what we see with our own eyes.
We do not stop at highlighting the problem, however. We also advocate
a solution. Our solution is not to do away with enterprise or to attack
the people who have generated wealth, many of whom are extremely generous
and socially aware. Neither is it to provoke conflict and confrontation.
We have consistently advocated for a bipartisan national strategy to address
poverty and inequality in Australia, involving all levels of government,
the community sector, the business community, unions and all key stakeholders.
This has been dismissed by the CIS as an ideological fixation on centralised
planning. If anything, we actually don't go as far as Pope John Paul II
in Laborum Exercens, where he made the recommendation that 'society make
provision for overall planning' in the economic domain, not as a form
of centralized planning but as a means of ensuring that while private
enterprise flourishes, social justice for the marginalised is attained
The ABS data we have presented on income inequality are available for
all to see. These numbers are not left-wing. Neither are they right-wing.
In fact they don't have any wings. But they do have legs and that's why
there will always be some who are threatened by the truth they point to.
John Falzon is an advocate and researcher for the St Vincent
de Paul Society National Council. He lectures on the struct-ural causes
of social inequality and has worked in community development in public housing
Appendix: Unpublished Letters to the Editor of The Australian
20 June 2005
Christopher Pearson (Sat 19 June) seeks to denigrate the contribution
of the St Vincent de Paul Society to the debate about poverty and income
inequality in Australia by disparagingly claiming their views to be out
of date and for him not in accord with papal teachings.
Oddly, these supposedly anachronistic views include that the poor should
be able to have the same access to essential services, like health and
education, as the rest. Surely this indicates an advanced society. These
views have been strongly held by successive Popes and are central to the
foundations of Catholic teaching.
A lack of disposable income keeps many essential health services out of
reach of poorer Australians. Research indicates that impoverishment brings
poorer health, lower productivity and shorter life expectancy.
Demonising the advocates is not the challenge but keeping income inequality
and its insidious impacts at the forefront of the public policy debate
Chief Executive Officer
Catholic Health Australia
20 June 2005
Catholic Welfare Australia, through our 56 Member Organisations,
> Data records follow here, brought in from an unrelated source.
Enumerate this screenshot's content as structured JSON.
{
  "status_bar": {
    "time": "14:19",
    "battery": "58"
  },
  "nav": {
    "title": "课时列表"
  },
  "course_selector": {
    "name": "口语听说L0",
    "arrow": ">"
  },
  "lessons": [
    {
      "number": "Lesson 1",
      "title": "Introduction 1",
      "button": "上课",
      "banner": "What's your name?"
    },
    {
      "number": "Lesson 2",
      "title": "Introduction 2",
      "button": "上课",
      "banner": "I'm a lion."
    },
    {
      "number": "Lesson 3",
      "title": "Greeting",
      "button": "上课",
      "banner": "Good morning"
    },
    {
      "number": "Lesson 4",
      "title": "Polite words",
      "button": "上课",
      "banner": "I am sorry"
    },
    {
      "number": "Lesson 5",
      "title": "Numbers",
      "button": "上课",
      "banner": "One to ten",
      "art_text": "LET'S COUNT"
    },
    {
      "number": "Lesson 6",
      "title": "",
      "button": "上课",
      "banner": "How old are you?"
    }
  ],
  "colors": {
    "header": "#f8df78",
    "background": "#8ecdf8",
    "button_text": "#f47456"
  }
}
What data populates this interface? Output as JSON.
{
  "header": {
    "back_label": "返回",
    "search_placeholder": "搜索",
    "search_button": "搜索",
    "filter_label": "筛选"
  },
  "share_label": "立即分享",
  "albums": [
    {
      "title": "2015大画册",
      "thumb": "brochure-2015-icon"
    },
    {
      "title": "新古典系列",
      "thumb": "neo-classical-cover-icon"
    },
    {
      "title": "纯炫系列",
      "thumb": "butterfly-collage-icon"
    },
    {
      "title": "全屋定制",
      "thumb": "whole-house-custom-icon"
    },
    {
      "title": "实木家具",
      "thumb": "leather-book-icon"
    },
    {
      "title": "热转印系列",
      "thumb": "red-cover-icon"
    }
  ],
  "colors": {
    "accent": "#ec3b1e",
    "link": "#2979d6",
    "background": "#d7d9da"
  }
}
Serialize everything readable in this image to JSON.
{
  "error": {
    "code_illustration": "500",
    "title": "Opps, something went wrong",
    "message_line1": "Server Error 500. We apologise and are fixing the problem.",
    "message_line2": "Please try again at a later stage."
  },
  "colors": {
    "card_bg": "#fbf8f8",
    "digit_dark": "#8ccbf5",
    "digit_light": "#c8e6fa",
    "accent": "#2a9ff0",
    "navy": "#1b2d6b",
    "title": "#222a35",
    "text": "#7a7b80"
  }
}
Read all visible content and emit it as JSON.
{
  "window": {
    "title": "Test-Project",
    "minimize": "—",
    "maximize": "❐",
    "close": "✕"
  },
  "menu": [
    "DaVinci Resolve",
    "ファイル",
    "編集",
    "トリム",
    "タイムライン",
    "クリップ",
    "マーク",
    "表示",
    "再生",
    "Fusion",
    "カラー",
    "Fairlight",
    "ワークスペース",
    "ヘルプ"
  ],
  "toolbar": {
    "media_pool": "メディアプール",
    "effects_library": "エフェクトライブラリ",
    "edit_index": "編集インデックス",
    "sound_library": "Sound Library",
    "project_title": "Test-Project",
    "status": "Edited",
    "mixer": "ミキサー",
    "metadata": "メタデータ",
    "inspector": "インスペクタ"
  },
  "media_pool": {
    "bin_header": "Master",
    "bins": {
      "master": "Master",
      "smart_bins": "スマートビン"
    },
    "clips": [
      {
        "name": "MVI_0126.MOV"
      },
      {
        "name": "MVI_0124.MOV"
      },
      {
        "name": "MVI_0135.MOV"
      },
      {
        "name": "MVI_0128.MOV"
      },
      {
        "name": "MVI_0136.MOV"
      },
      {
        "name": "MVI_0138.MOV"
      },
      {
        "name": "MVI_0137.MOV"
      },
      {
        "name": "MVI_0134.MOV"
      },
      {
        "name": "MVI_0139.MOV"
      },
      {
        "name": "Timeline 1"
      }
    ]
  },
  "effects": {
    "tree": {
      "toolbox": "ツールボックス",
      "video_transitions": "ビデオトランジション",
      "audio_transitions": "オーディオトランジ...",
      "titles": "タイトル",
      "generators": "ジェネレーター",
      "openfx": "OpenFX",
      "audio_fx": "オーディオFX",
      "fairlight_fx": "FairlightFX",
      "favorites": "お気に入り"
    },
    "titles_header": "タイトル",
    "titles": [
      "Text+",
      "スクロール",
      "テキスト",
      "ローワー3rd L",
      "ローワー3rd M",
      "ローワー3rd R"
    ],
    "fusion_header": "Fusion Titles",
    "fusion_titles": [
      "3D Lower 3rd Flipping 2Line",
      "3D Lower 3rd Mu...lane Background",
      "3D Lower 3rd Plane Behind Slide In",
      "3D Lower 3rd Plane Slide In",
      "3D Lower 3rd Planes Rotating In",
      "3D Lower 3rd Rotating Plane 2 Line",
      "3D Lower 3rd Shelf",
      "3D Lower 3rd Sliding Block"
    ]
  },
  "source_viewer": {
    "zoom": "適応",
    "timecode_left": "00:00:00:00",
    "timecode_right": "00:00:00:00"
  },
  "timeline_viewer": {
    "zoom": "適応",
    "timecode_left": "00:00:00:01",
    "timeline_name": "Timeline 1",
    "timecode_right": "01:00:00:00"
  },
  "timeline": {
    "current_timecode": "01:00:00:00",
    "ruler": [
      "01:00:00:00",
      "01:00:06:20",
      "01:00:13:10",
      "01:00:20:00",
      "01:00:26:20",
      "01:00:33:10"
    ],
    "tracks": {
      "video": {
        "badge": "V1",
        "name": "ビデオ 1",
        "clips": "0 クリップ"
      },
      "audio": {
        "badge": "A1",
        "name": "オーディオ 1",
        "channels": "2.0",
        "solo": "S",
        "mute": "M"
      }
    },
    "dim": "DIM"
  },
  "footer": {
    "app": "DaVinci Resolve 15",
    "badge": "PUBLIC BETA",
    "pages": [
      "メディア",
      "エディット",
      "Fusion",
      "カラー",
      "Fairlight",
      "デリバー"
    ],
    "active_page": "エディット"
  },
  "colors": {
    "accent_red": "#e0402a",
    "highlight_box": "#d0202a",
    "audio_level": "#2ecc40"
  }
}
delivers a variety of services to all Australians in need and there is
nothing anachronistic about their understanding of life in Australian
society today. The message that we in the Catholic welfare sector are
trying to get across to governments, to academia and to those doing well as
a result of a strong Australian economyis that for all the figures
being presented on paper telling us how good life is meant to be for those
living at the bottom end of societythe figures do not reflect the
reality of life for the poor and disadvantaged among us!
Through our network we assist more than one million Australians a year
and our waiting lists are bulging. Our work is driven by the view that
every human being has a right to the basic necessities of lifefood,
shelter, clothing, a good job with a just wage etc. That we as a
society are all responsible for each other and must work for social
conditions which ensure that every person and every group in society is
able to meet their needs and realise their potential.
In strong economic times it is wrong that we have around 800,000 children
living in jobless households. It is wrong that 50% of Australians own
less than 10% of total household wealth whilst the nation's wealthiest 5%
of households account for almost two-thirds of wealth. Yes, we do believe
that the common wealth of the nation should be shared by allChristopher
Pearson (18-19/6, p. 18) would have also realised the significance
of this principle if he had chosen to refer to the full body of instructive
thought referred to as Catholic Social Teaching rather than selectively
extract from a document whichhe failed to mentionalso warns
about the excesses of Capitalism.
Mr Frank Quinlan
Catholic Welfare Australia